In 1837 Samuel Lewis described Cloghan, County Offaly as a ‘village and post-town’ containing 84 dwellings and 460 inhabitants. Evidently some of the latter enjoyed prosperity because the dwellings they occupied were substantial, not least one on Hill Street which has this handsome doorcase. The five-bay property is believed to date from around 1820, a time when the country experienced greater affluence than would be the case just a couple of decades later, and which led to something of a building boom. Another house on nearby Castle Street was constructed during the same period and features a similar, albeit slightly plainer, doorcase.
As its name indicates, the little coastal village of Castletownshend, County Cork grew up around a castle occupied from c.1665 onwards by Richard Townsend, and still in the ownership of his descendants. Castletownshend offers an example of how a small urban settlement can retain its character and charm, and thereby attract visitors who during the summer months throng the place. Located on a small side-street rather grandly called The Mall, the mid-18th century house above has retained much of its original appearance, as is the case for the majority of other properties in the village. A number have benefitted from more recent sympathetic owners such as the house below: dating from the 1880s, prior to independence it was occupied by the Royal Irish Constabulary. Castletownshend is a model of how to get it right.
A rare survivor in an Irish country town: an 18th century shopfront in Fethard, County Tipperary. Dating from c.1770, it features handsome fluted columns with Corinthian capitals on either side of the main windows at the centre of which is the shop entrance with double doors. A separate entrance to the right provides access to the upper storeys. Sadly the building is now disused and being permitted to fall into irreparable disrepair, a great loss to the architectural heritage of the town, and indeed the country.
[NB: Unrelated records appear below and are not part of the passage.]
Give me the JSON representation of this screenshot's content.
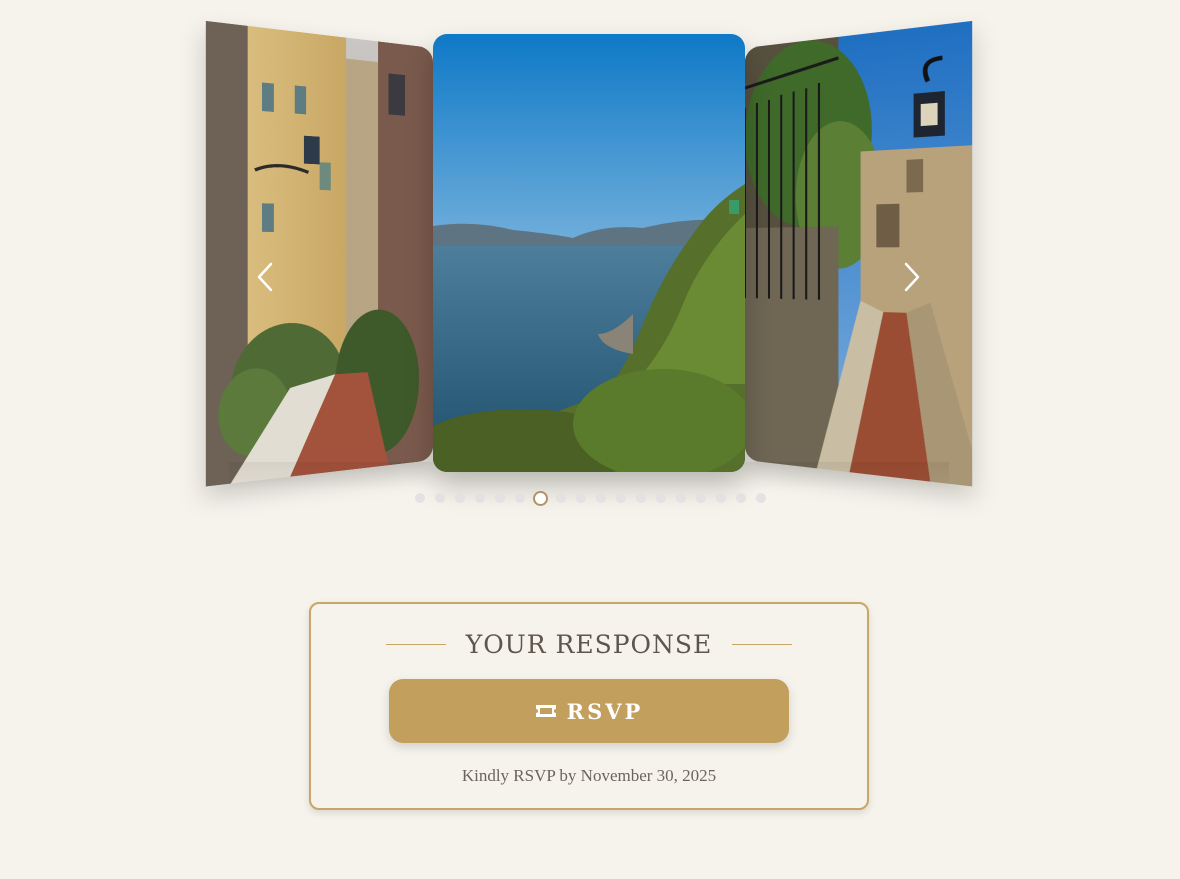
{
  "carousel": {
    "slides": [
      {
        "name": "alley-yellow-buildings"
      },
      {
        "name": "sea-coast-view"
      },
      {
        "name": "stone-lane-lantern"
      }
    ],
    "total_slides": 18,
    "active_index": 6,
    "prev_icon": "chevron-left-icon",
    "next_icon": "chevron-right-icon"
  },
  "rsvp": {
    "heading": "YOUR RESPONSE",
    "button_icon": "ticket-icon",
    "button_label": "RSVP",
    "deadline": "Kindly RSVP by November 30, 2025"
  },
  "colors": {
    "background": "#f6f3ec",
    "accent_gold": "#c29f5c",
    "border_gold": "#c8a665",
    "text_muted": "#6c645a"
  }
}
Handsome doorcases such as this testify to the prosperity of Clones, County Monaghan in the 18th century when it became a market town benefitting from the growth of the linen industry. A series of large properties were built around The Diamond, a triangular open area to the immediate south of the monastery said to have been founded here in the early sixth century by St Tigernach and while some have been refaced, and others demolished, enough survive to give an idea of how Clones might have looked prior to suffering the same, more recent decline as so many other regional urban centres in Ireland.